+++ Records to process +++

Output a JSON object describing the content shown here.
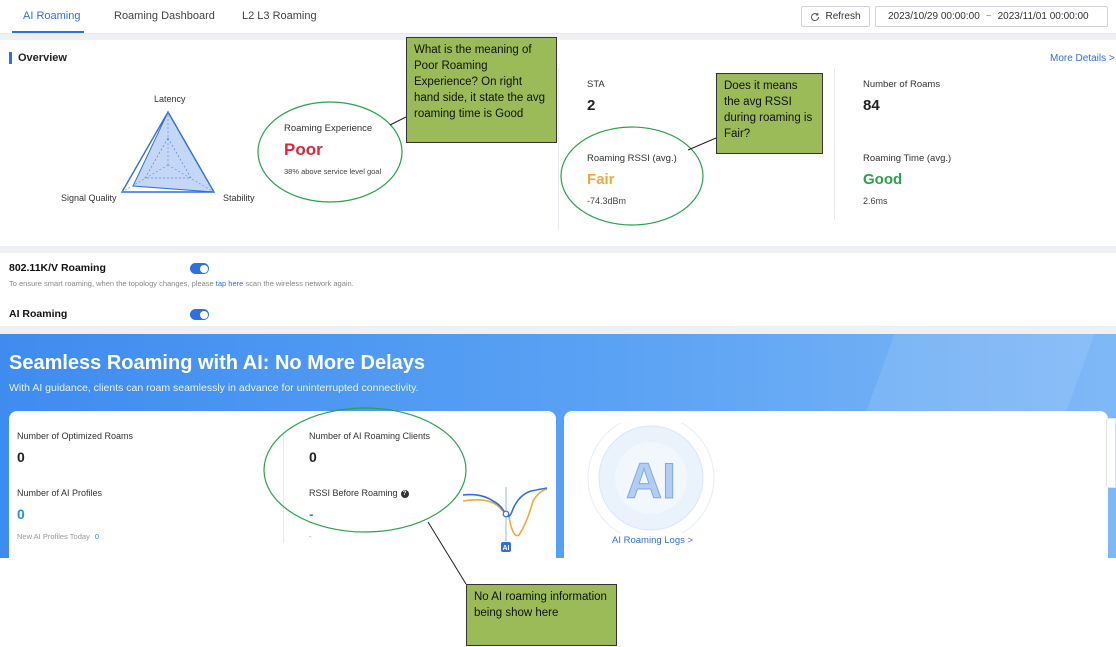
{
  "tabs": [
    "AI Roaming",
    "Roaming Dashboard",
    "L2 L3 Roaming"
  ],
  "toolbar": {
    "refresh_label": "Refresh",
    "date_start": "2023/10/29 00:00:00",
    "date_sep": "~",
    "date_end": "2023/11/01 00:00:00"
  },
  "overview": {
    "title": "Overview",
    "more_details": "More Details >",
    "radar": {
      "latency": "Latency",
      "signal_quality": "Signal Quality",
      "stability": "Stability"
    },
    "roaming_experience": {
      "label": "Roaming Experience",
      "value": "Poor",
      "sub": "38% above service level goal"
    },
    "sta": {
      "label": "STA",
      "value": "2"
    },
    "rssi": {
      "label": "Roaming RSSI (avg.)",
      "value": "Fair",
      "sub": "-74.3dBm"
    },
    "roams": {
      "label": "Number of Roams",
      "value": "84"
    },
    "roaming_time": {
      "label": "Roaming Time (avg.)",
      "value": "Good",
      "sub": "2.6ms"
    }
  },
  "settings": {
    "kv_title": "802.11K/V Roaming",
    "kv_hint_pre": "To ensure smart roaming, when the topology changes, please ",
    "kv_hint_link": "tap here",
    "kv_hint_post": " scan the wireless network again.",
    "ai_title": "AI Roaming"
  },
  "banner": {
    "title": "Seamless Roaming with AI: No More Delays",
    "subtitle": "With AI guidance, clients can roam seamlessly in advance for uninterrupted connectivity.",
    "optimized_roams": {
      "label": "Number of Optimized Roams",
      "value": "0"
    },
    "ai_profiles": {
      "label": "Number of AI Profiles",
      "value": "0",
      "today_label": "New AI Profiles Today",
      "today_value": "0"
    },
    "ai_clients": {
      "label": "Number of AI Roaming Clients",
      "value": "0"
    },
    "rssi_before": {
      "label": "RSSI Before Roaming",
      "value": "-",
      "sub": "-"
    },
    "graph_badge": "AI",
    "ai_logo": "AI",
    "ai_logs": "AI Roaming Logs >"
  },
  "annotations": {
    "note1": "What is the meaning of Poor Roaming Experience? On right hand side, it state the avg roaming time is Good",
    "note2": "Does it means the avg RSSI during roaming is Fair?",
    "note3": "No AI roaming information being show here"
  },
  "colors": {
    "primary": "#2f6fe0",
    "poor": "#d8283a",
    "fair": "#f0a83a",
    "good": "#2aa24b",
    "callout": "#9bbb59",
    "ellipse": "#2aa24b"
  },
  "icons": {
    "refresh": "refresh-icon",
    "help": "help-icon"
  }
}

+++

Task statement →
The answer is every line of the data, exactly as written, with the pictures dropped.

Answer area →
Output a JSON object describing the content shown here.
{
  "tabs": [
    "AI Roaming",
    "Roaming Dashboard",
    "L2 L3 Roaming"
  ],
  "toolbar": {
    "refresh_label": "Refresh",
    "date_start": "2023/10/29 00:00:00",
    "date_sep": "~",
    "date_end": "2023/11/01 00:00:00"
  },
  "overview": {
    "title": "Overview",
    "more_details": "More Details >",
    "radar": {
      "latency": "Latency",
      "signal_quality": "Signal Quality",
      "stability": "Stability"
    },
    "roaming_experience": {
      "label": "Roaming Experience",
      "value": "Poor",
      "sub": "38% above service level goal"
    },
    "sta": {
      "label": "STA",
      "value": "2"
    },
    "rssi": {
      "label": "Roaming RSSI (avg.)",
      "value": "Fair",
      "sub": "-74.3dBm"
    },
    "roams": {
      "label": "Number of Roams",
      "value": "84"
    },
    "roaming_time": {
      "label": "Roaming Time (avg.)",
      "value": "Good",
      "sub": "2.6ms"
    }
  },
  "settings": {
    "kv_title": "802.11K/V Roaming",
    "kv_hint_pre": "To ensure smart roaming, when the topology changes, please ",
    "kv_hint_link": "tap here",
    "kv_hint_post": " scan the wireless network again.",
    "ai_title": "AI Roaming"
  },
  "banner": {
    "title": "Seamless Roaming with AI: No More Delays",
    "subtitle": "With AI guidance, clients can roam seamlessly in advance for uninterrupted connectivity.",
    "optimized_roams": {
      "label": "Number of Optimized Roams",
      "value": "0"
    },
    "ai_profiles": {
      "label": "Number of AI Profiles",
      "value": "0",
      "today_label": "New AI Profiles Today",
      "today_value": "0"
    },
    "ai_clients": {
      "label": "Number of AI Roaming Clients",
      "value": "0"
    },
    "rssi_before": {
      "label": "RSSI Before Roaming",
      "value": "-",
      "sub": "-"
    },
    "graph_badge": "AI",
    "ai_logo": "AI",
    "ai_logs": "AI Roaming Logs >"
  },
  "annotations": {
    "note1": "What is the meaning of Poor Roaming Experience? On right hand side, it state the avg roaming time is Good",
    "note2": "Does it means the avg RSSI during roaming is Fair?",
    "note3": "No AI roaming information being show here"
  },
  "colors": {
    "primary": "#2f6fe0",
    "poor": "#d8283a",
    "fair": "#f0a83a",
    "good": "#2aa24b",
    "callout": "#9bbb59",
    "ellipse": "#2aa24b"
  },
  "icons": {
    "refresh": "refresh-icon",
    "help": "help-icon"
  }
}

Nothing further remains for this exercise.